“I’m just not sure,” she said, switching her attention back and forth between the two boxes.
“Mom, my fingers are starting to go numb,” I commented, trying to evoke a decision. “So if you don’t like either of these, I’ll go get a couple more out of the freezer.”
“Well, I’m just not sure. I’m not too crazy about the mashed potatoes.”
“Oh, and why don’t you like mashed potatoes anymore?”
“Because they taste too potatoey.”
“Okey dokey, that make absolutely no sense. But what about the Angel Hair pasta?”
“I really don’t think I’d like it very much.”
“No? Why not?”
“Because I don’t imagine food made out of some kind of hair would be very good. Angle hair? What is that, some kind of cat?
“It’s pasta, Mom. It’s made out of flour and water and salt, not cat hair! And its angel not angle.”
“Whatever. Besides, that’s like the food they make out of old thread. That’s probably pretty bad too.”
“Old thread? What on earth are you talking about?”
“You know, that stuff in Chinese food. Sewing beans. I swear to God, they’ll eat anything.”
“They? Do you mean Chinese people?”
“No, not them. Those hippies that like to eat with shop sticks because they think they can. But all they do is spill rice and sewing beans all over the tablecloth.”
“What are you talking about?” I asked in frustration as I shifted my grip on the boxes to avoid frostbite. “What hippies?”
“The ones on the TV this morning on some show. They were talking about healthy food and stuff and eating with shop sticks. They looked like idiots.”
“Okay then,” I sighed, trying to get the dinner planning back on track. “I’ll get a couple more meals for you to look at. But, just so you know, Angel Hair pasta isn’t made out of hair. It’s regular pasta but really thin, you know, kind of like hair.”
“Oh, well that makes more sense I guess. I’ll try that one but I think they should change the name to something better. Maybe Not Hairy Pasta.”

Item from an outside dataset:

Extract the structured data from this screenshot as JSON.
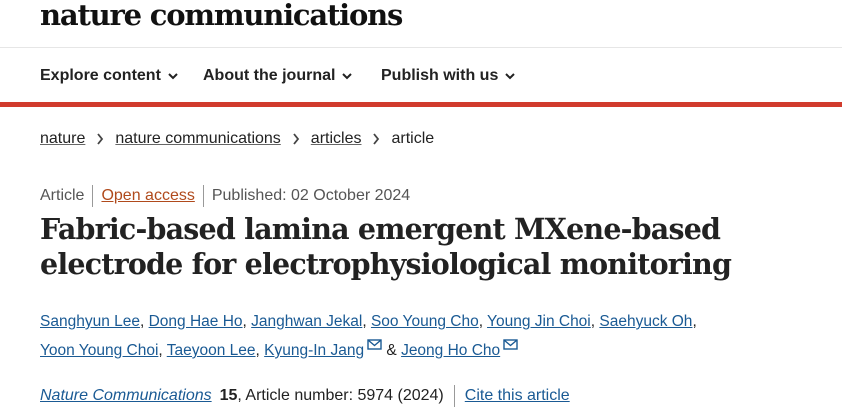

“I’ll pass that on to the Lean Cuisine people next time I see them,” I called over my shoulder as I escaped back into the kitchen.